These doctors, such as O'Sullivan, who continue to deny that ME is a physical illness are making a choice not to listen, to ignore the research and abundance of literature, it is very worrying. Their position is  untenable, but still they hang on.  Who benefits? - not patients with ME, that's for sure. The ME Association has just published a report on the harms of CBT and GET as primary treatments for ME, I wonder if it will make a blind bit of difference.

First, do no harm...


Suzanne O'Sullivan's book does indeed include a chapter on 'ME/CFS' - 'Rachel'.  It is,  unsurprisingly, manipulative and incoherent. In Suzanne's world, you google ME and decide it matches your symptoms and that is what you have got.  (She also patronisingly said on Radio 4: 'I don't think the internet has been so much of a problem for doctors as such, I think it is a problem for patients and people.')

And this may, in fact, be the most revealing passage in the chapter:
'In my early years training in neurology I encountered many patients with CFS, but more recently neurologists have distanced themselves from this disorder and patients are more likely to seek help from immunologists or endocrinologists. I do not currently see patients for the purpose of diagnosing or treating ME/CFS, but many of my patients with dissociative seizures have a history of ME/CFS, and there is something very interesting in that fact alone.'

There is something very interesting in the fact that Suzanne does not seem to have actually met (m)any patients with classic Ramsay-ME (in 1990s when she was training the Wessely/CFS school was just taking root). Rachel, the girl in her book with ME/CFS is, to my mind, an artificial construct, a composite character with the 'behaviours' of ME patients - internet diagnosis, increasingly helpless, 'over-helpful' parents - that the Wessely school adores. Rachel rejects the psychiatric treatment offered her. We never find out what happens to her, though Suzanne says: 'The impact of our emotional well-being on our health is not a trifling problem. I only wish I could convince Rachel of this'.

Her apparent lack of contact with patients who actually have ME - coupled with not following the science - would perhaps explain why she felt that including ME in a book of imaginary illnesses was acceptable. But hallelujah! Suzanne is still at pains to tell us that she does believe we are ill, honestly, she believes us, but we just have to be good and understand that it is all in our heads.

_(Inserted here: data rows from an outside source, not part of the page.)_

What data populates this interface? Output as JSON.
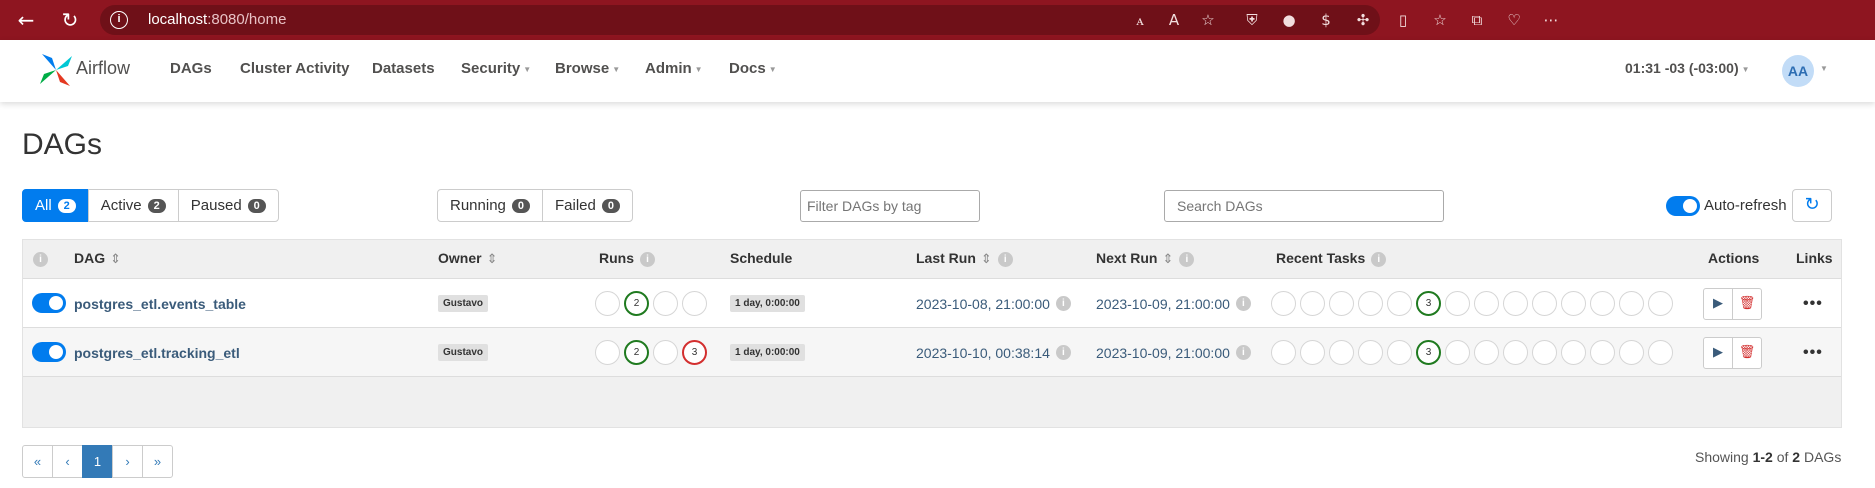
{
  "browser": {
    "url_host": "localhost",
    "url_rest": ":8080/home"
  },
  "navbar": {
    "brand": "Airflow",
    "items": [
      {
        "label": "DAGs",
        "dropdown": false
      },
      {
        "label": "Cluster Activity",
        "dropdown": false
      },
      {
        "label": "Datasets",
        "dropdown": false
      },
      {
        "label": "Security",
        "dropdown": true
      },
      {
        "label": "Browse",
        "dropdown": true
      },
      {
        "label": "Admin",
        "dropdown": true
      },
      {
        "label": "Docs",
        "dropdown": true
      }
    ],
    "timezone": "01:31 -03 (-03:00)",
    "avatar": "AA"
  },
  "page": {
    "title": "DAGs"
  },
  "filters": {
    "status": [
      {
        "label": "All",
        "count": "2"
      },
      {
        "label": "Active",
        "count": "2"
      },
      {
        "label": "Paused",
        "count": "0"
      }
    ],
    "state": [
      {
        "label": "Running",
        "count": "0"
      },
      {
        "label": "Failed",
        "count": "0"
      }
    ],
    "tag_placeholder": "Filter DAGs by tag",
    "search_placeholder": "Search DAGs",
    "auto_refresh": "Auto-refresh"
  },
  "table": {
    "headers": {
      "dag": "DAG",
      "owner": "Owner",
      "runs": "Runs",
      "schedule": "Schedule",
      "last_run": "Last Run",
      "next_run": "Next Run",
      "recent_tasks": "Recent Tasks",
      "actions": "Actions",
      "links": "Links"
    },
    "rows": [
      {
        "name": "postgres_etl.events_table",
        "owner": "Gustavo",
        "runs": [
          "",
          "2",
          "",
          ""
        ],
        "schedule": "1 day, 0:00:00",
        "last_run": "2023-10-08, 21:00:00",
        "next_run": "2023-10-09, 21:00:00",
        "recent_task_success": "3",
        "links": "•••"
      },
      {
        "name": "postgres_etl.tracking_etl",
        "owner": "Gustavo",
        "runs": [
          "",
          "2",
          "",
          "3"
        ],
        "schedule": "1 day, 0:00:00",
        "last_run": "2023-10-10, 00:38:14",
        "next_run": "2023-10-09, 21:00:00",
        "recent_task_success": "3",
        "links": "•••"
      }
    ]
  },
  "pagination": {
    "first": "«",
    "prev": "‹",
    "current": "1",
    "next": "›",
    "last": "»",
    "showing_prefix": "Showing",
    "showing_range": "1-2",
    "showing_of": "of",
    "showing_total": "2",
    "showing_suffix": "DAGs"
  },
  "colors": {
    "browser_bar": "#8e1520",
    "accent": "#017cee",
    "success": "#1f7a1f",
    "failed": "#d32f2f"
  }
}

I have reviewed the chapter on Goodreads (and Amazon).

The ME Association has complained to the Times about David Aaronovitch's review of the book - and his re-assertions - yawn yawn - that ME is probably psychosomatic. Invest in ME has also complained to The Times. How many hundreds of hours have we had to waste challenging these oafs?

How many hours?

Tuesday, 26 May 2015

Jean Luc Godard's 'Film Socialisme'

I first tried to watch Jean Luc Godard's 'Film Socialisme' the Friday after the general election but I was just too upset to absorb the very disjointed narrative. It hurt my head. I tried again - twice - and finally last Saturday night was able to watch without being annoyed by the complete lack of plot. In the end, I came to love the images, they forgave the tedium. The subtitles, for some reason, kept disappearing and my French is far from fluent so I have to concentrate enormously without subtitles, which is exhausting and takes away any enjoyment. But then I realised it didn't matter, none of the film makes sense in any conventional way, so I just watched the images and that was enough. The cruise ship scenes I loved.